about the issues that are confronting their country. They like to talk about

them. They are not hesitant about talking about them. I enjoy talking about

them. I love being out in a part of Australia like this. I find it gives you

a lot more energy than being in Canberra. I find that when you get outside Canberra,

by and large, you have a wonderful reception from genuine people. And I often

think that it is Canberra that is out of step rather than the rest of Australia

that is out of step.


But (inaudible) a lot of these functions are invite only?


Oh, anyone can come to the Stockmans’ Hall of Fame. Anybody can go on the long

distance school and anybody can listen to the ABC radio and, you know, we go

out and we meet people and their various walks of life. And we enjoy doing it.


Mr Costello, Mr Costello. You challenged the Labor Party to release its research

on Simon Crean. If they met that challenge would you release the Liberal Party

research on you?


Well, I have never been party to the Liberal Party’s research, so I would be

very interested to see it myself. I doubt that we actually go around polling

particular individuals. But I think it is a measure of Labor’s concern really

isn’t it, that they apparently or they claim to be researching these things.

Leaking to selected journalists. I would have thought that the thing that the

Labor Party is more likely to do than to be polling the Government would be

polling its own people. And I would be very interested for them to leak their

own polling on themselves to the media, very interested.




Well, it is interesting isn’t it. You would have to ask them why they are polling.

I think one of reasons why they poll these things is, as you know, they try

and politically oppose and dent people that are carrying Government policy.

And they have had numbers of Shadow Treasurers try and dent our economic program

since the time I have been the Treasurer of Australia and they have currently

got another one trying his damnedest to do the job. We will see how he goes.


Simon Crean says, you know, he has got some image problems but so have you.

And he is admitting his own but claiming you have them as well. Do you think

there is a bit each way?


Look Simon, Simon Crean can talk about himself. I am very happy for him to

do so. But I would not regard Simon Crean as an authority on me. He has got

his own problems. He can deal with them. I won’t advise him on how to do that.


(inaudible) is there an argument to revisiting the issue of the zonal tax allowances



The thing about zonal tax allowances is that the boundaries were drawn a long

time ago. And whenever you draw lines on a map you have got to put somebody

on one side of the line in and somebody on one side of the line out. And whenever

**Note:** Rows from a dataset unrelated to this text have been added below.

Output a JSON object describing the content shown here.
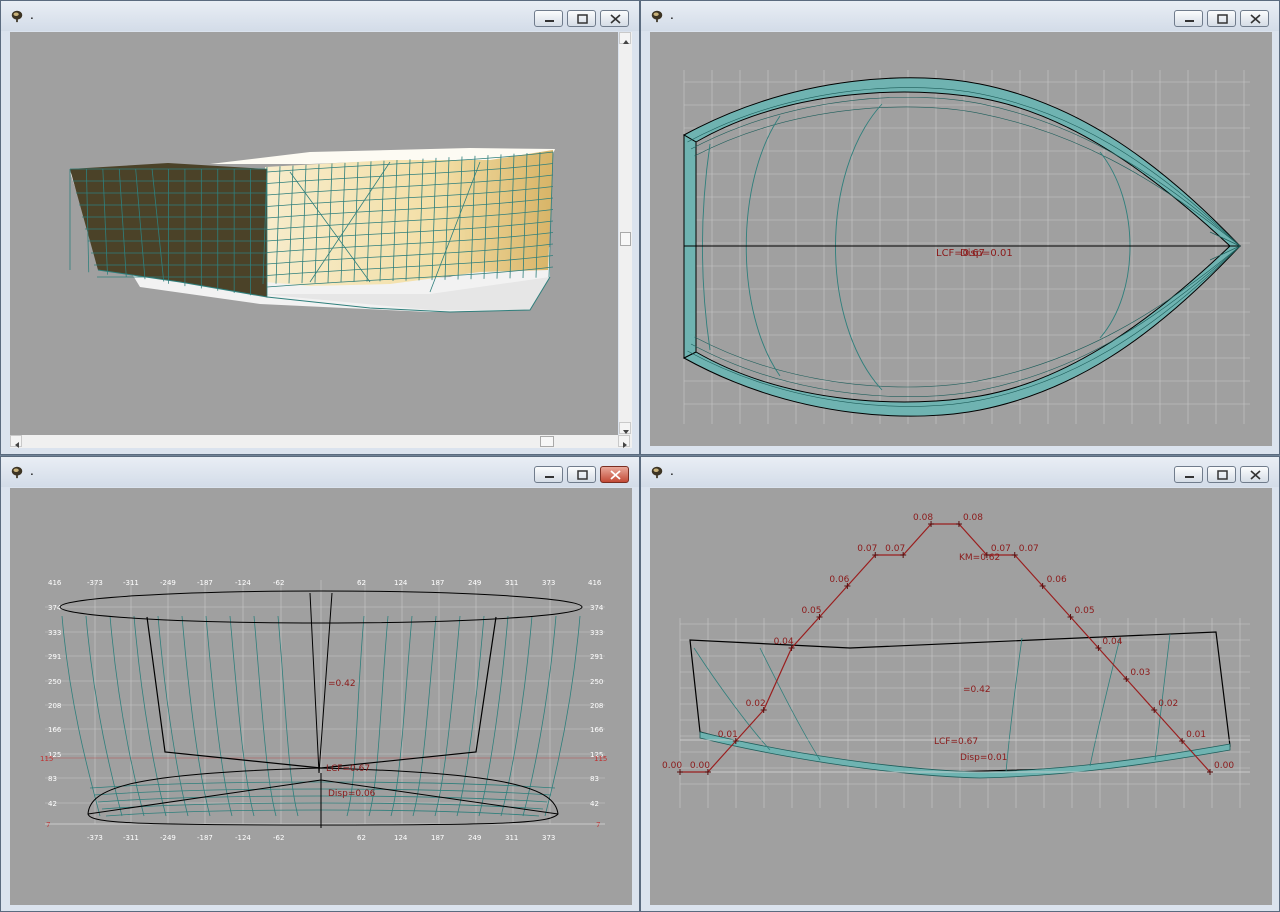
{
  "windows": {
    "perspective": {
      "title": "."
    },
    "plan": {
      "title": "."
    },
    "body": {
      "title": "."
    },
    "profile": {
      "title": "."
    }
  },
  "colors": {
    "desktop": "#6f8296",
    "client": "#a0a0a0",
    "hull_line": "#2f7f7c",
    "hull_fill": "#6fb3b1",
    "curve": "#9a1f1f",
    "outline": "#000000"
  },
  "plan_view": {
    "annotations": [
      "LCF=0.67",
      "Disp=0.01"
    ]
  },
  "body_view": {
    "x_ticks": [
      "-373",
      "-311",
      "-249",
      "-187",
      "-124",
      "-62",
      "62",
      "124",
      "187",
      "249",
      "311",
      "373"
    ],
    "x_ticks_top_outer": "416",
    "y_ticks": [
      "374",
      "333",
      "291",
      "250",
      "208",
      "166",
      "125",
      "83",
      "42"
    ],
    "y_tick_top": "416",
    "waterline_label": "115",
    "bottom_label": "7",
    "annotations": {
      "cog": "=0.42",
      "lcf": "LCF=0.67",
      "disp": "Disp=0.06"
    }
  },
  "profile_view": {
    "chart_data": {
      "type": "line",
      "series": [
        {
          "values": [
            0.0,
            0.0,
            0.01,
            0.02,
            0.04,
            0.05,
            0.06,
            0.07,
            0.07,
            0.08,
            0.08,
            0.07,
            0.07,
            0.06,
            0.05,
            0.04,
            0.03,
            0.02,
            0.01,
            0.0
          ]
        }
      ]
    },
    "annotations": {
      "km": "KM=0.62",
      "cog": "=0.42",
      "lcf": "LCF=0.67",
      "disp": "Disp=0.01"
    }
  }
}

you redraw these lines, some people win and some people lose. And that is good

if you happen to be a person that wins, bad if you happen to be a person that

loses. I have never yet known a person who lost an allowance who was happy about

doing it. And so yes, in an ideal world, you would draw these lines in a much

clearer and plainer world but we don’t live in such an ideal world. And I think

you would get arguments either way. Now we are prepared to take submissions

in relation to this. But the zonal allowances are not large sums. The much more

important thing frankly as to how you help people from a tax point of view in

rural and regional Australia is to reduce income taxes, to reduce capital gains

taxes as we have, very substantially, particularly for people that are on farms,

and to put in place cuts in fuel taxes which we also did by cutting the excise

on long distance transport in relation to diesel. And now when you combine the

outcome of all of those tax changes, they outweigh the zonal allowance by very

significant sums. And I would actually prefer to be working on the overall tax

system, reducing it for people in rural and regional Australia, than the question

of the allowances which is a smaller issue. I am not saying that we are indifferent

to it, but it is a smaller issue than the overall structure of the tax system.

Let me put it this way, you have got a high income tax rate that people are

paying and low allowance, you are not better off than having a low income tax

rate. It doesn’t make you better off. The important thing is to try and deal

with the overall income tax, capital gains tax, diesel excise. Thanks.